Yes, Manny is fast and strong but Cotto has seen it all before. Cotto dealt with Shane Mosley’s trademark speed, and won.  He defeated a quality southpaw in Zab Judah before he became a record padder.  Cotto’s wins against Mosley, Judah and Clottey are more impressive than Pacquiao’s wins over an overmatched Ricky Hatton and an aging dehydrated corpse in Oscar De La Hoya.  Pacquaio’s wins over Hatton and De La Hoya were impressive but if Cotto’s accomplishments have been diminished by the media, than Pacman’s career defining wins should be as well.

Each man has their advantages and each also has the ability to win the fight.  A case can be made for either Pacquiao or Cotto, but the 3-1 odds against Cotto are flabbergasting.  With the biggest fight of his career Cotto may have gotten his last weapon from his detractors…added motivation.  Cotto is focused and will put on a spectacular performance win or lose.

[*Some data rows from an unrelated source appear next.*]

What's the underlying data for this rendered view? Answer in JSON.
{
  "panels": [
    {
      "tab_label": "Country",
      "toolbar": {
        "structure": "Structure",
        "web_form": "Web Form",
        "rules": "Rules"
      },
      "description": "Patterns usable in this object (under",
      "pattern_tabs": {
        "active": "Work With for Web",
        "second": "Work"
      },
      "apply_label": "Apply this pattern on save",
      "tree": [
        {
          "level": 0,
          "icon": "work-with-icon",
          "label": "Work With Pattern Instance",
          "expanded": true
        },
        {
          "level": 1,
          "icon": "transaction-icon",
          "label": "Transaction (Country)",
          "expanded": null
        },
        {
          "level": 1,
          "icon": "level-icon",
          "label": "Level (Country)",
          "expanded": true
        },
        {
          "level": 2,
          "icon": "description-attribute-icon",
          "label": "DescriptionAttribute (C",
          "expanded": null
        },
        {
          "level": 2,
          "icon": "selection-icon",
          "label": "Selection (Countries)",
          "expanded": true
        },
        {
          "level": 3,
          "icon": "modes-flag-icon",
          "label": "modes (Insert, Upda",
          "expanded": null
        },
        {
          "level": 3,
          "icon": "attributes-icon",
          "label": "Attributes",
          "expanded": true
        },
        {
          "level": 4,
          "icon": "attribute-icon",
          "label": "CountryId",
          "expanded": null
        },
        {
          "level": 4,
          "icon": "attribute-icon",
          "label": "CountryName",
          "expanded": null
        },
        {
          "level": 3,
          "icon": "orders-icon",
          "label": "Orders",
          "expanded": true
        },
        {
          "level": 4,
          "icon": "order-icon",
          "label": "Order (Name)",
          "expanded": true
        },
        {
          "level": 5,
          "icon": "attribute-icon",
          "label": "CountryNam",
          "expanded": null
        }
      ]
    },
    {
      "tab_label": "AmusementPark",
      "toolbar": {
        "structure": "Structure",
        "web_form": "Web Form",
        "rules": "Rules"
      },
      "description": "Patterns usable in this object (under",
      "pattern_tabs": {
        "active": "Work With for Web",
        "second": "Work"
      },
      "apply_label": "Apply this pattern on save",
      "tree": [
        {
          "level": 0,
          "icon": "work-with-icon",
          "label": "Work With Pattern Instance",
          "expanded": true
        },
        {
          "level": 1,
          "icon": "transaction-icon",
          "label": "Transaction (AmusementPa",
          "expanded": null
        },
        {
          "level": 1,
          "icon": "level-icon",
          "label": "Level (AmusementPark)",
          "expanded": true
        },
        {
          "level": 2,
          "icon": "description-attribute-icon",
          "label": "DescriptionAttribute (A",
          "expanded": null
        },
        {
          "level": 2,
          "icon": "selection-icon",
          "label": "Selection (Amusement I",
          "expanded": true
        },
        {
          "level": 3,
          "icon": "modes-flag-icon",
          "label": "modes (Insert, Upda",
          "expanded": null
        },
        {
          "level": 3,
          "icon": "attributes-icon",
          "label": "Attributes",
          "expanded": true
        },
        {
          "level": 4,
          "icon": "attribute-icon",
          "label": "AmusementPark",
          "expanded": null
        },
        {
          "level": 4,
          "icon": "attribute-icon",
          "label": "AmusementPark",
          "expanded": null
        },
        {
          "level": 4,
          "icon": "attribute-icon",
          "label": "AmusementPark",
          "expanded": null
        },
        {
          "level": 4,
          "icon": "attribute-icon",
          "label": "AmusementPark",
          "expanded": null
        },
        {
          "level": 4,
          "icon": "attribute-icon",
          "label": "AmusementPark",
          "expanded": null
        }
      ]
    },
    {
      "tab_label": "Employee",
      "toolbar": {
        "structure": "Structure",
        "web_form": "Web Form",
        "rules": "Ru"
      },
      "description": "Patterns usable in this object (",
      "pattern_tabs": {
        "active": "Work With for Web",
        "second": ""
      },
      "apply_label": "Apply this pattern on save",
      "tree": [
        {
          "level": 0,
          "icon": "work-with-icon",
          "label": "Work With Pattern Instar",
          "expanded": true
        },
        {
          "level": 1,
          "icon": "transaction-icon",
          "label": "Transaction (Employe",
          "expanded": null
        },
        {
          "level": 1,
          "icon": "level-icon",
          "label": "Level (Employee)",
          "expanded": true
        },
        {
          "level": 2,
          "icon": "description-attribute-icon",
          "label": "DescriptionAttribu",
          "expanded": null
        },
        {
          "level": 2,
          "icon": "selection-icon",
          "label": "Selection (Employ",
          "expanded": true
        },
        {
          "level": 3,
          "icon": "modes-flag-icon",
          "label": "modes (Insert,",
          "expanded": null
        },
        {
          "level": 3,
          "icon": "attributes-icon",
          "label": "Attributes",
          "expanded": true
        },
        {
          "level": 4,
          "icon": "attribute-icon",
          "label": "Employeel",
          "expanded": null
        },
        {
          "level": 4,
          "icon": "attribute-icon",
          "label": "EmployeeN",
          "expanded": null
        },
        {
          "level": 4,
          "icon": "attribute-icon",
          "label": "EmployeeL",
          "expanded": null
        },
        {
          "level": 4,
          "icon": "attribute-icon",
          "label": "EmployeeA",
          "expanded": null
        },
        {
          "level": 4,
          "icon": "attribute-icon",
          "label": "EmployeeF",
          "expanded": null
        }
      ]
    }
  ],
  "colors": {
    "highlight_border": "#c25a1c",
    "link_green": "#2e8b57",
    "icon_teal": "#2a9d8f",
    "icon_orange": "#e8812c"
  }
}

Manny Pacquiao is a great fighter and one of the absolute best of all-time regardless of era.  Miguel Cotto is also one of the world’s best and once tonight’s fight is over, we’ll have a newfound respect for both men and not just one of them.